━━━ RECORDS PROVIDED
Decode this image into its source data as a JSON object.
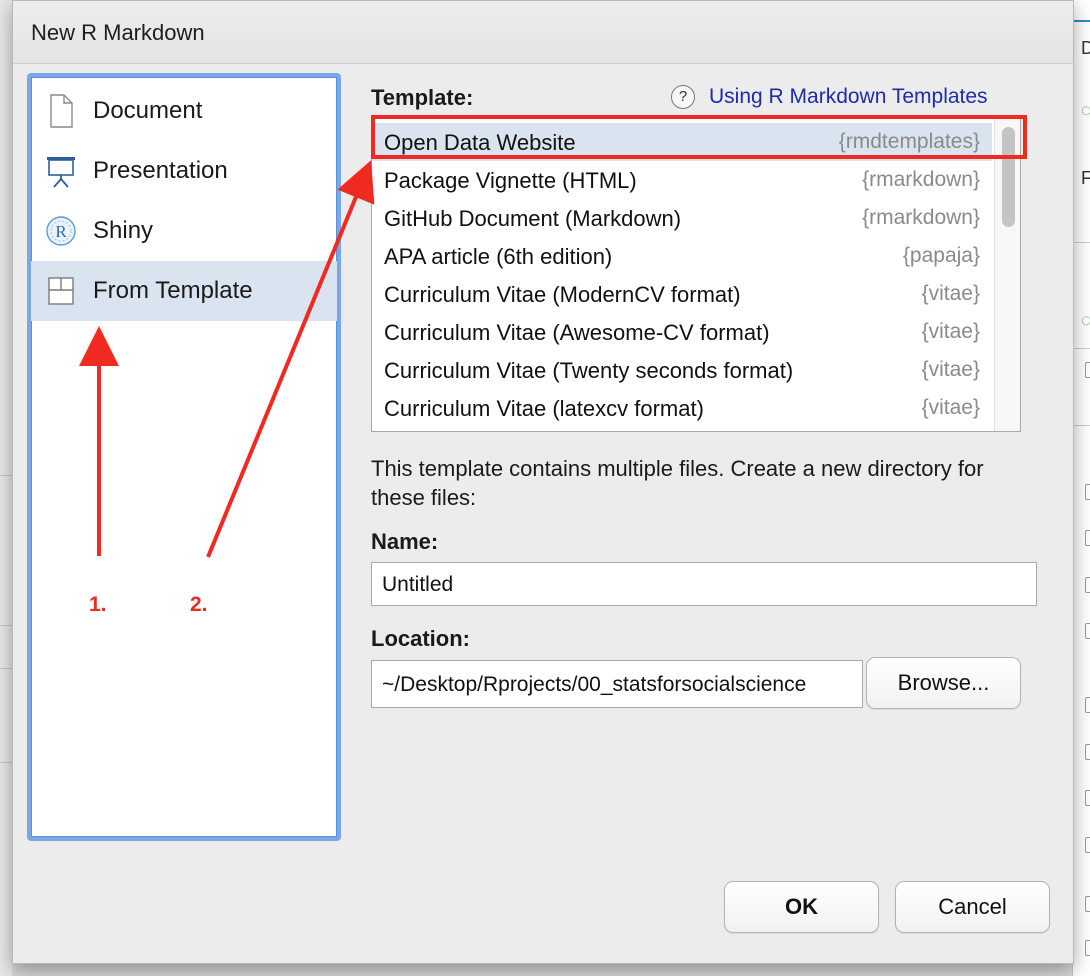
{
  "dialog": {
    "title": "New R Markdown"
  },
  "sidebar": {
    "items": [
      {
        "label": "Document",
        "icon": "document-icon"
      },
      {
        "label": "Presentation",
        "icon": "presentation-icon"
      },
      {
        "label": "Shiny",
        "icon": "shiny-r-icon"
      },
      {
        "label": "From Template",
        "icon": "template-icon",
        "selected": true
      }
    ]
  },
  "template": {
    "label": "Template:",
    "help_icon": "?",
    "help_link": "Using R Markdown Templates",
    "items": [
      {
        "name": "Open Data Website",
        "package": "{rmdtemplates}",
        "selected": true
      },
      {
        "name": "Package Vignette (HTML)",
        "package": "{rmarkdown}"
      },
      {
        "name": "GitHub Document (Markdown)",
        "package": "{rmarkdown}"
      },
      {
        "name": "APA article (6th edition)",
        "package": "{papaja}"
      },
      {
        "name": "Curriculum Vitae (ModernCV format)",
        "package": "{vitae}"
      },
      {
        "name": "Curriculum Vitae (Awesome-CV format)",
        "package": "{vitae}"
      },
      {
        "name": "Curriculum Vitae (Twenty seconds format)",
        "package": "{vitae}"
      },
      {
        "name": "Curriculum Vitae (latexcv format)",
        "package": "{vitae}"
      }
    ]
  },
  "description": "This template contains multiple files. Create a new directory for these files:",
  "name_field": {
    "label": "Name:",
    "value": "Untitled"
  },
  "location_field": {
    "label": "Location:",
    "value": "~/Desktop/Rprojects/00_statsforsocialscience",
    "browse_label": "Browse..."
  },
  "buttons": {
    "ok": "OK",
    "cancel": "Cancel"
  },
  "annotations": {
    "step1": "1.",
    "step2": "2.",
    "color": "#f02a20"
  },
  "colors": {
    "selection": "#dae4f0",
    "focus_ring": "#7aa7e8",
    "link": "#1d2bb0"
  }
}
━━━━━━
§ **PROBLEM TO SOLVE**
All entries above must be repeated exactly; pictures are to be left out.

§ **YOUR RESPONSE**
Decode this image into its source data as a JSON object.
{
  "dialog": {
    "title": "New R Markdown"
  },
  "sidebar": {
    "items": [
      {
        "label": "Document",
        "icon": "document-icon"
      },
      {
        "label": "Presentation",
        "icon": "presentation-icon"
      },
      {
        "label": "Shiny",
        "icon": "shiny-r-icon"
      },
      {
        "label": "From Template",
        "icon": "template-icon",
        "selected": true
      }
    ]
  },
  "template": {
    "label": "Template:",
    "help_icon": "?",
    "help_link": "Using R Markdown Templates",
    "items": [
      {
        "name": "Open Data Website",
        "package": "{rmdtemplates}",
        "selected": true
      },
      {
        "name": "Package Vignette (HTML)",
        "package": "{rmarkdown}"
      },
      {
        "name": "GitHub Document (Markdown)",
        "package": "{rmarkdown}"
      },
      {
        "name": "APA article (6th edition)",
        "package": "{papaja}"
      },
      {
        "name": "Curriculum Vitae (ModernCV format)",
        "package": "{vitae}"
      },
      {
        "name": "Curriculum Vitae (Awesome-CV format)",
        "package": "{vitae}"
      },
      {
        "name": "Curriculum Vitae (Twenty seconds format)",
        "package": "{vitae}"
      },
      {
        "name": "Curriculum Vitae (latexcv format)",
        "package": "{vitae}"
      }
    ]
  },
  "description": "This template contains multiple files. Create a new directory for these files:",
  "name_field": {
    "label": "Name:",
    "value": "Untitled"
  },
  "location_field": {
    "label": "Location:",
    "value": "~/Desktop/Rprojects/00_statsforsocialscience",
    "browse_label": "Browse..."
  },
  "buttons": {
    "ok": "OK",
    "cancel": "Cancel"
  },
  "annotations": {
    "step1": "1.",
    "step2": "2.",
    "color": "#f02a20"
  },
  "colors": {
    "selection": "#dae4f0",
    "focus_ring": "#7aa7e8",
    "link": "#1d2bb0"
  }
}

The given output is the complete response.